** Material provided follows **

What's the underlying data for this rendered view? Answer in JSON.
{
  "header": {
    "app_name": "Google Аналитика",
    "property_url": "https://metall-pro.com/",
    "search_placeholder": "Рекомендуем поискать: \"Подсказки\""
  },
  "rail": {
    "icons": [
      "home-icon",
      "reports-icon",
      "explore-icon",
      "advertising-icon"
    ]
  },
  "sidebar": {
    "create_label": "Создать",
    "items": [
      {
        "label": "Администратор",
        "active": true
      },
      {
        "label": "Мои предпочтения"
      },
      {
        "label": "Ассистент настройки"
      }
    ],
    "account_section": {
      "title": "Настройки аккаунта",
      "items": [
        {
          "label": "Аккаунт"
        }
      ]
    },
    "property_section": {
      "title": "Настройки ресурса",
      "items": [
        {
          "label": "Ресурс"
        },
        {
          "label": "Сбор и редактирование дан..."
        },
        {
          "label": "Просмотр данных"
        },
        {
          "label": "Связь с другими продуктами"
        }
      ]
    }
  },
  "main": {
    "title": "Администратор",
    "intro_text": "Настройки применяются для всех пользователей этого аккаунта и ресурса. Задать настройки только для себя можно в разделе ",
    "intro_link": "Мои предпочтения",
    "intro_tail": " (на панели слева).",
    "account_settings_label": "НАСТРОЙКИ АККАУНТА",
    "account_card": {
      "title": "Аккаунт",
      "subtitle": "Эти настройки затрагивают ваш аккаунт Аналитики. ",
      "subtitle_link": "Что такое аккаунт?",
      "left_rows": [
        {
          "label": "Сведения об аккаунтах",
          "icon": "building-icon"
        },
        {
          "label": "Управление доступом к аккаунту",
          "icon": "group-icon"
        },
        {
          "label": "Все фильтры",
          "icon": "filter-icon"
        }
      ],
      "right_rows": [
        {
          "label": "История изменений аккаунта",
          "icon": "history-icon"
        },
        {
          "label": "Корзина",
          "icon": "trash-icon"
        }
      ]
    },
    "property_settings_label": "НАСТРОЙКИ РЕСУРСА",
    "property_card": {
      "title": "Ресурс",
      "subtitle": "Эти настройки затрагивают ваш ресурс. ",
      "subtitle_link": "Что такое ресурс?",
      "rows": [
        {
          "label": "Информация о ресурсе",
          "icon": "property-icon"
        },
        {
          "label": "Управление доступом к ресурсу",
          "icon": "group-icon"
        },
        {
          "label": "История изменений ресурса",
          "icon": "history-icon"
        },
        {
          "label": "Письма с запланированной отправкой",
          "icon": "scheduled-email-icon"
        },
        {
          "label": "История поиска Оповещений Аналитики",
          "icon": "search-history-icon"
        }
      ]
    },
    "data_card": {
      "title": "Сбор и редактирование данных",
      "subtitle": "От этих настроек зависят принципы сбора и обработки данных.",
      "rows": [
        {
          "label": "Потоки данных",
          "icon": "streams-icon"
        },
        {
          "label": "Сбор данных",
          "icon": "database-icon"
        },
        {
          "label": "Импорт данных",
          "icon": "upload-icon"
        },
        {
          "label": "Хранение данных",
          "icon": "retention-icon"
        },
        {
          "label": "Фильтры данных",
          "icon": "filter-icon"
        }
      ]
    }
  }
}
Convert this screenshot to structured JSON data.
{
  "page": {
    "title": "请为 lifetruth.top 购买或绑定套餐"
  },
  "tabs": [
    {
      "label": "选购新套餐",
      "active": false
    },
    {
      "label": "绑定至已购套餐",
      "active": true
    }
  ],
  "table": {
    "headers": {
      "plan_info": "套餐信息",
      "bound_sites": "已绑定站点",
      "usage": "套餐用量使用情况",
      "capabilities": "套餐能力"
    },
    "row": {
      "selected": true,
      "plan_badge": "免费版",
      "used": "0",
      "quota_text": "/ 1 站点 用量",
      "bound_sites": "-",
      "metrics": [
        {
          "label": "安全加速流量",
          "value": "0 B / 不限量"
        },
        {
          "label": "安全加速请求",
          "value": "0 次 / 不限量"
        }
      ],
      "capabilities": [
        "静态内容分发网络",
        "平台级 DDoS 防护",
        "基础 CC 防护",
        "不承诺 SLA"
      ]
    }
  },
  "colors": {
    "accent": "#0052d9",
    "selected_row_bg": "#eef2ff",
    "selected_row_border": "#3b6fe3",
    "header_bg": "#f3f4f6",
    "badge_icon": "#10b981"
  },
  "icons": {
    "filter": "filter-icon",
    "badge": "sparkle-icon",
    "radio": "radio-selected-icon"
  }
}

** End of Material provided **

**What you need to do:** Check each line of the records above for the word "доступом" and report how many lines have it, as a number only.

**Your response:** 2